Every line of the listing should be repeated exactly.

*** Stored data

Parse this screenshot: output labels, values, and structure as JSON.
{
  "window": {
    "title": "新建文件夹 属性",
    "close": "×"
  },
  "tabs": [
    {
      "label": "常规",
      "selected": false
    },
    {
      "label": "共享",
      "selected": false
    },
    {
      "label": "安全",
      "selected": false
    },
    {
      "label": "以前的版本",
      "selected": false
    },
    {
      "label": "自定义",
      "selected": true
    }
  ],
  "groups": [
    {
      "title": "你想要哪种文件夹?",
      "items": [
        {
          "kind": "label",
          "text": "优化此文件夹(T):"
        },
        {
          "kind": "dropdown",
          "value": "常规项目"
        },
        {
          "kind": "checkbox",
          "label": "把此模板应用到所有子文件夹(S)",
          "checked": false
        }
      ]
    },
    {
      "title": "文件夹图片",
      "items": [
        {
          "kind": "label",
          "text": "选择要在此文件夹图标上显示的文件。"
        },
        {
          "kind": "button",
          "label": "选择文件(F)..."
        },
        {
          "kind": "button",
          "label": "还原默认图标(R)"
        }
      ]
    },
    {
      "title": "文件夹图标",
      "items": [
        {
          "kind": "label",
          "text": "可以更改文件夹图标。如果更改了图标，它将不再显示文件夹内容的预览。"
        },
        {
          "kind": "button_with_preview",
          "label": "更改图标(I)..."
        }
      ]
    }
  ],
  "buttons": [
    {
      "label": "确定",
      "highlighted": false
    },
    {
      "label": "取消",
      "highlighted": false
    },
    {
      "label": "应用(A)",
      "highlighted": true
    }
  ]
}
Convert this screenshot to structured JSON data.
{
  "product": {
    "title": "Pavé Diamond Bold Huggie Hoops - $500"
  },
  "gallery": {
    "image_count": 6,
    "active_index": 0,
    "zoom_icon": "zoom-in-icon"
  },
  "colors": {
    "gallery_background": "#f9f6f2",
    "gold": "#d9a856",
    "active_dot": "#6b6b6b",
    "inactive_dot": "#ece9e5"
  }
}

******

Answer to this task:
Parse this screenshot: output labels, values, and structure as JSON.
{
  "window": {
    "title": "新建文件夹 属性",
    "close": "×"
  },
  "tabs": [
    {
      "label": "常规",
      "selected": false
    },
    {
      "label": "共享",
      "selected": false
    },
    {
      "label": "安全",
      "selected": false
    },
    {
      "label": "以前的版本",
      "selected": false
    },
    {
      "label": "自定义",
      "selected": true
    }
  ],
  "groups": [
    {
      "title": "你想要哪种文件夹?",
      "items": [
        {
          "kind": "label",
          "text": "优化此文件夹(T):"
        },
        {
          "kind": "dropdown",
          "value": "常规项目"
        },
        {
          "kind": "checkbox",
          "label": "把此模板应用到所有子文件夹(S)",
          "checked": false
        }
      ]
    },
    {
      "title": "文件夹图片",
      "items": [
        {
          "kind": "label",
          "text": "选择要在此文件夹图标上显示的文件。"
        },
        {
          "kind": "button",
          "label": "选择文件(F)..."
        },
        {
          "kind": "button",
          "label": "还原默认图标(R)"
        }
      ]
    },
    {
      "title": "文件夹图标",
      "items": [
        {
          "kind": "label",
          "text": "可以更改文件夹图标。如果更改了图标，它将不再显示文件夹内容的预览。"
        },
        {
          "kind": "button_with_preview",
          "label": "更改图标(I)..."
        }
      ]
    }
  ],
  "buttons": [
    {
      "label": "确定",
      "highlighted": false
    },
    {
      "label": "取消",
      "highlighted": false
    },
    {
      "label": "应用(A)",
      "highlighted": true
    }
  ]
}
Convert this screenshot to structured JSON data.
{
  "product": {
    "title": "Pavé Diamond Bold Huggie Hoops - $500"
  },
  "gallery": {
    "image_count": 6,
    "active_index": 0,
    "zoom_icon": "zoom-in-icon"
  },
  "colors": {
    "gallery_background": "#f9f6f2",
    "gold": "#d9a856",
    "active_dot": "#6b6b6b",
    "inactive_dot": "#ece9e5"
  }
}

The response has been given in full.